DIRECTIONS FOR THIS TASK: Return a copy of every line in the records that includes the word "found".

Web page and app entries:
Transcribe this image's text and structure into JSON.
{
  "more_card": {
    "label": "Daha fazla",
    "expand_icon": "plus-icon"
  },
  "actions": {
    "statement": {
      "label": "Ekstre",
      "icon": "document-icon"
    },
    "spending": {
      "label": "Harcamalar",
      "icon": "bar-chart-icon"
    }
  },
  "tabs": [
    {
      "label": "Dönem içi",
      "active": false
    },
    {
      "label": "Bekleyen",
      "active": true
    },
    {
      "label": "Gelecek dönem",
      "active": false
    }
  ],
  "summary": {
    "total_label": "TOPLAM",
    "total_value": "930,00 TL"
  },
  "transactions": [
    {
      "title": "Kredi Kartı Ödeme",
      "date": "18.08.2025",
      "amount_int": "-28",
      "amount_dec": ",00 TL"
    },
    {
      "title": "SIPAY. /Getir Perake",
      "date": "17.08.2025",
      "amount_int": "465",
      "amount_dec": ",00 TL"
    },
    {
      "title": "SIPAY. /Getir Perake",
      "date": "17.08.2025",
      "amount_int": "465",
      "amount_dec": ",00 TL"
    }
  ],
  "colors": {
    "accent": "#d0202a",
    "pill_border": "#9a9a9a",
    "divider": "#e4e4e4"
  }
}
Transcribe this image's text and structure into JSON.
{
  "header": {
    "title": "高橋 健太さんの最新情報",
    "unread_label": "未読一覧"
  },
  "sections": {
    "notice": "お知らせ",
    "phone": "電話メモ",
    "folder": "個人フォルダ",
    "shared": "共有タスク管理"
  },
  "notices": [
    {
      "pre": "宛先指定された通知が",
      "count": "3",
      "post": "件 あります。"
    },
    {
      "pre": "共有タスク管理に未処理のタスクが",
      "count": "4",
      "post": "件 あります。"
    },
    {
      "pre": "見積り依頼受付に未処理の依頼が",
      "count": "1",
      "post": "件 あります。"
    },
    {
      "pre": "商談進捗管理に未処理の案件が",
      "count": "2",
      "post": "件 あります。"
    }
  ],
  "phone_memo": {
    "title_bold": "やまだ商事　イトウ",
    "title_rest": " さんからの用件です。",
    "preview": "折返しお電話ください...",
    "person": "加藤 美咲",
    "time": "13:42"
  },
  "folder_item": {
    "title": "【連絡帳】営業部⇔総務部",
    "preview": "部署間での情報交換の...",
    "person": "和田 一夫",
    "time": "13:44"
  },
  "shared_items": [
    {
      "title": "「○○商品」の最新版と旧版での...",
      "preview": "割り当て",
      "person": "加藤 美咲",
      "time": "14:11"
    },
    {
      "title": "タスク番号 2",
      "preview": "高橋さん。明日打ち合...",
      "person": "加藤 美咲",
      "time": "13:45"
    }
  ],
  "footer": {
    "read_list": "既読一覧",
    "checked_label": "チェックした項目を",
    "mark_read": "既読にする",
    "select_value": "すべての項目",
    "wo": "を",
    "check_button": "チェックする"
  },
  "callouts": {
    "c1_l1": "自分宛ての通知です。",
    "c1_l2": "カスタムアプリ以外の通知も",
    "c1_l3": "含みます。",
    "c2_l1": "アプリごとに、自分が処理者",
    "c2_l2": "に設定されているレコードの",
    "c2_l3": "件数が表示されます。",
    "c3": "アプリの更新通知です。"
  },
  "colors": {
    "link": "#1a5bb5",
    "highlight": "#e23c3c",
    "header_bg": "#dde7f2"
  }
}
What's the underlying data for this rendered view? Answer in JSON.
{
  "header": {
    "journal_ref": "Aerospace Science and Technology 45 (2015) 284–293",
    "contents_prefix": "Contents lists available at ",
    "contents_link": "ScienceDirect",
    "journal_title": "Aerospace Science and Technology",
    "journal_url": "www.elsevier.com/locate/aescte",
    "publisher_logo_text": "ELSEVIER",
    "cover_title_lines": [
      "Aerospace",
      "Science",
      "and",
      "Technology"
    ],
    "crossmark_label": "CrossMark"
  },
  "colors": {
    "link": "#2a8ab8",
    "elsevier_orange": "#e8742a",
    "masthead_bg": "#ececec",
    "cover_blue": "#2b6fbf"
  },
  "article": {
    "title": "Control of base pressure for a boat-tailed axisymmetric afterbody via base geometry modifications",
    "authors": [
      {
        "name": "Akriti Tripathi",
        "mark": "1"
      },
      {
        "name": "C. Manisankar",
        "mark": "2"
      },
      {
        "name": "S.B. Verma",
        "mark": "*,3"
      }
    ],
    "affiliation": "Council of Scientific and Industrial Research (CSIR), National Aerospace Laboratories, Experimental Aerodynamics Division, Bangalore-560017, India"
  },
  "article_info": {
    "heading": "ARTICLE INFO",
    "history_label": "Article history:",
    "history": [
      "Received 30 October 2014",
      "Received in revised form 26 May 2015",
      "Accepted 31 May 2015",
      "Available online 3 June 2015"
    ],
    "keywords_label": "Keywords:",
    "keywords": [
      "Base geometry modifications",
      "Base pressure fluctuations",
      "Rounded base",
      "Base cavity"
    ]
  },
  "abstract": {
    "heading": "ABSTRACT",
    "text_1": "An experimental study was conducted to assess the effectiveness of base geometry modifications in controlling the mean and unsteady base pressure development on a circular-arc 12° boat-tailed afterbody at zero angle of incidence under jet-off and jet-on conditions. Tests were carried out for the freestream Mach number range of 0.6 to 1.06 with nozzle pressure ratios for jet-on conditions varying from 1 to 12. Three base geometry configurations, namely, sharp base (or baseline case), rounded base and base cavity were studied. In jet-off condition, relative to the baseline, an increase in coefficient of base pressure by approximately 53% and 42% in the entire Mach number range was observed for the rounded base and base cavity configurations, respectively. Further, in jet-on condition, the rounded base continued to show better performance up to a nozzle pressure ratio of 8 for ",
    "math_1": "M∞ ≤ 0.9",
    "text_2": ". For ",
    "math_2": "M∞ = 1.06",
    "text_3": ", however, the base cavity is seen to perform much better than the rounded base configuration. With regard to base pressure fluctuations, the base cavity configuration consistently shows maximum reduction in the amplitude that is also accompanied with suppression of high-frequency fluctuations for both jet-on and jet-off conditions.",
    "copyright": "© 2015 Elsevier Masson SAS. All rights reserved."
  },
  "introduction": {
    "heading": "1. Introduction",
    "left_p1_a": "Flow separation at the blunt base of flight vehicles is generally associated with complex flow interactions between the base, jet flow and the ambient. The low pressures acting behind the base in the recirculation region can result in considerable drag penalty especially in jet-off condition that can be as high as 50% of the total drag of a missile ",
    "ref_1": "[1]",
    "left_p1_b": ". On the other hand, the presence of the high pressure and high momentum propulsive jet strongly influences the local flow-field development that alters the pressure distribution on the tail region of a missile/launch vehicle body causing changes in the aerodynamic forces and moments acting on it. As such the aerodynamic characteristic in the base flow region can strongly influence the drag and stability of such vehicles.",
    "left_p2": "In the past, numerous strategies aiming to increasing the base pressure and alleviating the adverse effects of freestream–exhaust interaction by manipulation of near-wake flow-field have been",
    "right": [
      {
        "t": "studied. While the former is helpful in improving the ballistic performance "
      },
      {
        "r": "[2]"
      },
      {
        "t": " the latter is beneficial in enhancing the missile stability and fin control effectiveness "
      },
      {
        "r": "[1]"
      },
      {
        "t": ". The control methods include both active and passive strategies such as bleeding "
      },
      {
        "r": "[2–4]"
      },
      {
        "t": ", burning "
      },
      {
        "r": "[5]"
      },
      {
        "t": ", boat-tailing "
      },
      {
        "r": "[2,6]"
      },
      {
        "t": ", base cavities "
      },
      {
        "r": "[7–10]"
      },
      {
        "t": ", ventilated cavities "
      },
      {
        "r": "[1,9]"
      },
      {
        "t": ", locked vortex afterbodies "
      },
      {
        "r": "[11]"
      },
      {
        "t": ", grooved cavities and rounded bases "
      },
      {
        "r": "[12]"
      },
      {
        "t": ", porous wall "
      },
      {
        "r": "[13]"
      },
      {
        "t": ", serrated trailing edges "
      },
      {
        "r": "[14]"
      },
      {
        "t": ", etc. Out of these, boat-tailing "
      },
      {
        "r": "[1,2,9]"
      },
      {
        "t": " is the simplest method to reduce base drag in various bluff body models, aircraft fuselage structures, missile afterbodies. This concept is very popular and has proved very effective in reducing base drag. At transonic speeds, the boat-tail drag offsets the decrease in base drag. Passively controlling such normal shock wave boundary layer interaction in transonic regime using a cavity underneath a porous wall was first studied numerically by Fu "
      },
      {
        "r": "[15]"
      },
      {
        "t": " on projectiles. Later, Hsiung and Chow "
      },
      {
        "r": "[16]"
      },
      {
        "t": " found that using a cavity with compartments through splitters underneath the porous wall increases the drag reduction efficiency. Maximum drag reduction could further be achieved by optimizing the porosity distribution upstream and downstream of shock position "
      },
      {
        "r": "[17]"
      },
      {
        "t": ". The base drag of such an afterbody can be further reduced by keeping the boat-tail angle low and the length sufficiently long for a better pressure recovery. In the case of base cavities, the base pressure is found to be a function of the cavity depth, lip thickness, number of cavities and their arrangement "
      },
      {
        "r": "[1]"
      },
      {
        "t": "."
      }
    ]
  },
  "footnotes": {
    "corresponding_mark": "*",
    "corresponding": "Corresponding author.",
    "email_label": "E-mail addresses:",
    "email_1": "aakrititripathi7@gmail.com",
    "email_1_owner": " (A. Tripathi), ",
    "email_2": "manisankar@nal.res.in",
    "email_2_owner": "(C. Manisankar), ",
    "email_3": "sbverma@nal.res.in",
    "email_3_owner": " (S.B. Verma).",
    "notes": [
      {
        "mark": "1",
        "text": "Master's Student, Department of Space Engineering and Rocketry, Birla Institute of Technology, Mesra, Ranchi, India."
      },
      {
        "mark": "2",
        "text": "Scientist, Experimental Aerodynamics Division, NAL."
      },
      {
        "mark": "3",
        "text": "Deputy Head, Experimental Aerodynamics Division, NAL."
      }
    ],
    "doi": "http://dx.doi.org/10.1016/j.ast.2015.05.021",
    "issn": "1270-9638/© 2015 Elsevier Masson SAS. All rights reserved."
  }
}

TASK SOLUTION:
        "t": " found that using a cavity with compartments through splitters underneath the porous wall increases the drag reduction efficiency. Maximum drag reduction could further be achieved by optimizing the porosity distribution upstream and downstream of shock position "
        "t": ". The base drag of such an afterbody can be further reduced by keeping the boat-tail angle low and the length sufficiently long for a better pressure recovery. In the case of base cavities, the base pressure is found to be a function of the cavity depth, lip thickness, number of cavities and their arrangement "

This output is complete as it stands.